On Friday March 16th, our newest employee Anushree Dave had the opportunity to present at the Consortium of Universities for Global Health’s annual Conference hosted by Columbia University in New York City. The following blog post highlights her experience.
On March 16th, I had a chance to present at the Consortium of Universities for Global Health’s annual Conference hosted by Columbia University in New York City. The CUGH brought together approximately 1,800 individuals from over 50 different countries and attendees included government officials, academics, educators, physicians, and individuals from the private sector. The theme was “Health Disparities: A Time for Action” and the talks over the three-day conference focused on the increasing gap in opportunity, security, prosperity, and health between the global poor and middle class, and the rich. The conference wrapped up with a panel on strengthening governance and public health institutions moderated by Chelsea Clinton. Below I highlight key takeaways from the conference, provide a summary of my presentation, and discuss how my involvement with the CUGH ties in with our goals and vision here at the EPICentre.
On my first night in New York, I attended the Pulitzer-CUGH Global Health Film Festival which showcased a series of short documentaries made by award-winning filmmakers and Pulitzer Center journalists. The next day, I presented my work on the ethical considerations of disaster research publications. This research was funded by a CIHR-grant on disaster research ethics at McGill University where I completed a master’s in biomedical ethics. The objective of this work was to assess how ethics is considered and discussed in disaster research conducted in low-to-middle income countries. I concluded my presentation with recommendations on ways to increase transparency and accountability in disaster research literature. My work was well-received, and I had the opportunity to discuss my findings with others that attended my presentation.

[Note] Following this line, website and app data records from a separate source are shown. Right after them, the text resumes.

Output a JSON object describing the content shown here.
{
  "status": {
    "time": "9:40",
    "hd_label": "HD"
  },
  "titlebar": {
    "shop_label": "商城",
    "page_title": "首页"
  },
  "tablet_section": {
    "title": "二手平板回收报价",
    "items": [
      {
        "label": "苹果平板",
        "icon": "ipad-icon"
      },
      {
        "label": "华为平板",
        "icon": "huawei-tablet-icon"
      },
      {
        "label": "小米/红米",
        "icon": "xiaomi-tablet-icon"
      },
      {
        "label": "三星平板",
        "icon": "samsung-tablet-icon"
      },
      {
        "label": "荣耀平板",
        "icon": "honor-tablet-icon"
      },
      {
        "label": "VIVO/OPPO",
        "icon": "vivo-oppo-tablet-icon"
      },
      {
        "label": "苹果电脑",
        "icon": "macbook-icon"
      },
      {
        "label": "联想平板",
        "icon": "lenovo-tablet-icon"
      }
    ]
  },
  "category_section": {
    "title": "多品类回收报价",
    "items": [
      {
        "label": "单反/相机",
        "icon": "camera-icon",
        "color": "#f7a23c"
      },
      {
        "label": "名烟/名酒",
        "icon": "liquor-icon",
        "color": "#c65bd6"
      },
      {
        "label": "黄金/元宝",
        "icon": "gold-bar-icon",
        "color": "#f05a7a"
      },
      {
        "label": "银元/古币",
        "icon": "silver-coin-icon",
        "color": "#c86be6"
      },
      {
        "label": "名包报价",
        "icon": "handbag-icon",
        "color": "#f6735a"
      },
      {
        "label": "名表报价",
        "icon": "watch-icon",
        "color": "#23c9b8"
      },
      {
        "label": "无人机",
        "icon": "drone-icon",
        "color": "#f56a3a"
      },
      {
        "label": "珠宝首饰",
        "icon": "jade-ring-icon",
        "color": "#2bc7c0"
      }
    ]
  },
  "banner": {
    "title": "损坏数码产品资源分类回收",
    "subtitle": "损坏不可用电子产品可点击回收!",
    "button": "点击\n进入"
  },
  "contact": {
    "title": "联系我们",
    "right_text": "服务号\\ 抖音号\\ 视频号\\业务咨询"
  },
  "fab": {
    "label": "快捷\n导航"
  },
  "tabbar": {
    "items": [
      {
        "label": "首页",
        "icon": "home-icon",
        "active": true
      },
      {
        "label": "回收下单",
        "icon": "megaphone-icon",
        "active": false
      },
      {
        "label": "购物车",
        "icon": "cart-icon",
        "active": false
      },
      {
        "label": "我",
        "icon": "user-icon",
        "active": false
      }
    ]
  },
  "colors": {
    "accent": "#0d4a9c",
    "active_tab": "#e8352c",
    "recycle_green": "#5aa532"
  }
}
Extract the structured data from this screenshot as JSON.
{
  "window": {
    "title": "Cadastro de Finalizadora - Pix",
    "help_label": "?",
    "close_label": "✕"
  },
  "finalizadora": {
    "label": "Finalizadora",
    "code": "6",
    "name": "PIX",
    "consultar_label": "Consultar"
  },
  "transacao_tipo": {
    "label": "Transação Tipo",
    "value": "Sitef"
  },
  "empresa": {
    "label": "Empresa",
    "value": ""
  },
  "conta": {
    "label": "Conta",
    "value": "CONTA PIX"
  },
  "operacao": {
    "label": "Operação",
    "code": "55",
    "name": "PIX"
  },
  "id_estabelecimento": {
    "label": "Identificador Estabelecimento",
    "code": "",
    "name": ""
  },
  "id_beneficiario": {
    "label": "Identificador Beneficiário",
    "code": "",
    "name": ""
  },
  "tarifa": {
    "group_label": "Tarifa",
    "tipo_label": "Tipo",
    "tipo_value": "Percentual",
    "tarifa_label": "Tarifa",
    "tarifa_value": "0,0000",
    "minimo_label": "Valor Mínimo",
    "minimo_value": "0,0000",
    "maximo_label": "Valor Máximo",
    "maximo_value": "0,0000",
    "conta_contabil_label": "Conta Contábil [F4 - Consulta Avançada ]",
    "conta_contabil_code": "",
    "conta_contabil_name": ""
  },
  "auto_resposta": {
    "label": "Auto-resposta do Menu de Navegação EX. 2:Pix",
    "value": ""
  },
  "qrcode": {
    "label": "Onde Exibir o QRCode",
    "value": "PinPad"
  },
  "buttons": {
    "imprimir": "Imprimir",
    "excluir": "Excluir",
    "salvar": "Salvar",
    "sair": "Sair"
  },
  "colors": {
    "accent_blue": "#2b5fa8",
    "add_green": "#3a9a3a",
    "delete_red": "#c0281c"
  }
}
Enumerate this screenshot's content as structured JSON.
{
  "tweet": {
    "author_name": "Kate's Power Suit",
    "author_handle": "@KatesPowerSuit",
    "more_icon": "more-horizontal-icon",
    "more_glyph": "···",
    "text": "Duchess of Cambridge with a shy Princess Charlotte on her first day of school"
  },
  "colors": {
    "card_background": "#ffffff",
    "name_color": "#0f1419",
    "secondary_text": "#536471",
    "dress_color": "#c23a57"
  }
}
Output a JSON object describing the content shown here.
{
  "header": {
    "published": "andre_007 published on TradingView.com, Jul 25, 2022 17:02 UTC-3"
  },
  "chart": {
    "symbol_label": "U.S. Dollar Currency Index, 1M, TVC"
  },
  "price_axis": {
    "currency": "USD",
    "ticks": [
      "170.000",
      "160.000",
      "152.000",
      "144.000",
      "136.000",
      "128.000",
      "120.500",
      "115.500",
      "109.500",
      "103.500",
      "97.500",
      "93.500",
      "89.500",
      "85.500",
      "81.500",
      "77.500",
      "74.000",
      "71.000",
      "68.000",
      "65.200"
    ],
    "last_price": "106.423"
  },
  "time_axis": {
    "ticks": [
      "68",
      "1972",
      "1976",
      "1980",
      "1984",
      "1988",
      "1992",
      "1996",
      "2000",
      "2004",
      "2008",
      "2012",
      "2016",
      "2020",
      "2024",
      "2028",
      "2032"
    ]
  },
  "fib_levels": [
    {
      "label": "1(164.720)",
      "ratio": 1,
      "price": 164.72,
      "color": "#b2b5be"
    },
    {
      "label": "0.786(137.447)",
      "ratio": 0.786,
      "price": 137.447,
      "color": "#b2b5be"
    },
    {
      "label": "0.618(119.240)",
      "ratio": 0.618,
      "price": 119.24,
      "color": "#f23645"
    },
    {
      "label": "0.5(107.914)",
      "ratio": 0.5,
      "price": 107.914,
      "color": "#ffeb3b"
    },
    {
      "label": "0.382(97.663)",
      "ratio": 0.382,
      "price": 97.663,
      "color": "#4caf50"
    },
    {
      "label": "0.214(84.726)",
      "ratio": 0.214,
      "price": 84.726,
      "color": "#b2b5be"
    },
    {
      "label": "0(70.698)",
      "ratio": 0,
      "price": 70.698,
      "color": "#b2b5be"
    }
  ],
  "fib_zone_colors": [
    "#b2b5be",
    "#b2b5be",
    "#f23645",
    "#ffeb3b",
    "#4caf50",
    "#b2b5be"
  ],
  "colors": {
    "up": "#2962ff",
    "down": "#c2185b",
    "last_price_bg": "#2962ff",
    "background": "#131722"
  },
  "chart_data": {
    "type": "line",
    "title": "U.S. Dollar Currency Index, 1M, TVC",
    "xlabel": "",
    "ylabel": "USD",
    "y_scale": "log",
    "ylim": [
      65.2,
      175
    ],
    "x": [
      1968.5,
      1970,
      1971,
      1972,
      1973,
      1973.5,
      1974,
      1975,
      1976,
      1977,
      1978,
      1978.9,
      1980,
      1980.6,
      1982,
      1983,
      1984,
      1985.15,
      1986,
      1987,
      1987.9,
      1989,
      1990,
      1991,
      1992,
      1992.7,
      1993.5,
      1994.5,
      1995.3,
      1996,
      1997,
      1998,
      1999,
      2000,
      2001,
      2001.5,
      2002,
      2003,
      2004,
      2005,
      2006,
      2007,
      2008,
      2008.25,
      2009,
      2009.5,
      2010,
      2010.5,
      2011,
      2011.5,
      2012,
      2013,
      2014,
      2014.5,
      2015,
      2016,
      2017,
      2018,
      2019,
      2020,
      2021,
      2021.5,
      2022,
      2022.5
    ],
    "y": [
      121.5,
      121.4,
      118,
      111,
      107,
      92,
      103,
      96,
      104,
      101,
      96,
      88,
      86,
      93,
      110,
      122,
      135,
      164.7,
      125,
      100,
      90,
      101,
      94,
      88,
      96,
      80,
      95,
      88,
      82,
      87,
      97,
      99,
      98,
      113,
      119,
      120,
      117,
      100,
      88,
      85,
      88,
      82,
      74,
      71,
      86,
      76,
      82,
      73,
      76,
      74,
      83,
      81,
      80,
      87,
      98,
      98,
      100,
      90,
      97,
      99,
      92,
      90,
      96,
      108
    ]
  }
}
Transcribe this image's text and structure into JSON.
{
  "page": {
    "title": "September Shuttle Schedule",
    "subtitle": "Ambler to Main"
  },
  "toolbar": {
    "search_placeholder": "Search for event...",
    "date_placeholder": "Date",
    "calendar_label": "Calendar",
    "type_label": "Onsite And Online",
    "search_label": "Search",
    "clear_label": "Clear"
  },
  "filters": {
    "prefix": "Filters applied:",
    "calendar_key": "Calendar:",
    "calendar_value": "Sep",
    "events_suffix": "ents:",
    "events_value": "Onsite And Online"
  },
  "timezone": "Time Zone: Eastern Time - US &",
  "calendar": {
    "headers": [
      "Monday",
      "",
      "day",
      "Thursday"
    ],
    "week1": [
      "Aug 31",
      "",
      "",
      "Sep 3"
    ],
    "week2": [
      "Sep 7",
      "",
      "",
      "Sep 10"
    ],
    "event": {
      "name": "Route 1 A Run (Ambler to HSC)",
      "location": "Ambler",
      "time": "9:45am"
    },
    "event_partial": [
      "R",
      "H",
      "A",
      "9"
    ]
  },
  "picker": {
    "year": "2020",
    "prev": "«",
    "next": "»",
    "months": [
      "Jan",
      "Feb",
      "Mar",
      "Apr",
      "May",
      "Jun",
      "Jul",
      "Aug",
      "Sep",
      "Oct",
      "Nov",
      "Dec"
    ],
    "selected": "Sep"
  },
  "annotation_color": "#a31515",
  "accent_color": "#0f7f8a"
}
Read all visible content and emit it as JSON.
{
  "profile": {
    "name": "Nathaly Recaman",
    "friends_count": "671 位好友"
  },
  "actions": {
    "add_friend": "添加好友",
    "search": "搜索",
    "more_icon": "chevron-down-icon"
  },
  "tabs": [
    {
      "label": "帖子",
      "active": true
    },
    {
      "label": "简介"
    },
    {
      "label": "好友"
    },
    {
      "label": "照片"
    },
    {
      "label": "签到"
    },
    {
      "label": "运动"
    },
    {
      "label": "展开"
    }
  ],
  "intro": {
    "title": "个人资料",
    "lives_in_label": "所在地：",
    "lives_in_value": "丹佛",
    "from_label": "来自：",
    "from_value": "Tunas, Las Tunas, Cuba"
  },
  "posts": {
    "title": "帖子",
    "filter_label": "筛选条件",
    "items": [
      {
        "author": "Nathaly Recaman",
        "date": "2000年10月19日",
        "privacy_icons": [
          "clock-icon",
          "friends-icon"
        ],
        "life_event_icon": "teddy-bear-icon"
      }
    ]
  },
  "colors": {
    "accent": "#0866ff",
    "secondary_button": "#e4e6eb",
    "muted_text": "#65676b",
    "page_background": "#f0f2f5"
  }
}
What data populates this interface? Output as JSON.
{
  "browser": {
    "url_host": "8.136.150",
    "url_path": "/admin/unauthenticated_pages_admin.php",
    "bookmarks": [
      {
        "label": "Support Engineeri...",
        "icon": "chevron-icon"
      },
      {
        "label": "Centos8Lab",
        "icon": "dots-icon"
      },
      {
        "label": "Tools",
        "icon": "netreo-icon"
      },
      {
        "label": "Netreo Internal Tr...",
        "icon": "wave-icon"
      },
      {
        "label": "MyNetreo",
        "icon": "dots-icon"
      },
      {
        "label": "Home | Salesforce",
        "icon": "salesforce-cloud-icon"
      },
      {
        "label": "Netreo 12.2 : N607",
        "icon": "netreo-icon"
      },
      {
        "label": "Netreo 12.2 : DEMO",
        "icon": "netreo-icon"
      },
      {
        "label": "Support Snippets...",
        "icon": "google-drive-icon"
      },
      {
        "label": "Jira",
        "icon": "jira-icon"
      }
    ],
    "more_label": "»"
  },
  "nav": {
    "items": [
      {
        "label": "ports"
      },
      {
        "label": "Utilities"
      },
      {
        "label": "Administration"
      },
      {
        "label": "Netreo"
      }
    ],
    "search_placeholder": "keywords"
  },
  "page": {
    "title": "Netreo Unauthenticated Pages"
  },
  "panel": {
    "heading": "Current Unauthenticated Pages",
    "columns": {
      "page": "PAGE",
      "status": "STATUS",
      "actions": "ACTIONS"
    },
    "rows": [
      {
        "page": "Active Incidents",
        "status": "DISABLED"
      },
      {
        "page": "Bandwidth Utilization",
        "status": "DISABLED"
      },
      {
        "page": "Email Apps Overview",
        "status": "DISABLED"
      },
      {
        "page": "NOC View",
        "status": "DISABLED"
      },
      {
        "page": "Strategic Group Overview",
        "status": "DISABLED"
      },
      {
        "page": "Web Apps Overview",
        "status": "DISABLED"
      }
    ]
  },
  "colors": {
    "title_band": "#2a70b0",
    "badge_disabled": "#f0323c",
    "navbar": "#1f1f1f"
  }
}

The most interesting part of the conference was the talk I attended on health and social entrepreneurship. A panel of four individuals discussed how their respective communities have used the power of collective action to address to complex social issues. Claire Houlihan, a research associate at the University of California, discussed how social media technologies can be leveraged as a tool for social entrepreneurship. Ashley Gomez, an evaluation and impact manager at Grameen PrimaCare in New York, shared an engaging presentation on the Promotora Model – an effective method of health care and education delivery. Allison Matthews, Director of the 2BeatHIV Project, talked about moving from research to social enterprise (pictured below).
Overall, I learned that with enduring passion, grit and the right resources, a small group of inspired individuals have the power to bring about large-scale meaningful change. EPICentre’s focus on social innovation and enterprise aims to be the ‘right resource’ for students who want to address the complex social issues around them. Whether it’s mentorship, working space, workshops/events, networking, or funding, EPICentre can help anyone go from idea to execution. I look forward to seeing how our efforts here will support people as they strive to tackle some challenging social issues in our community and beyond.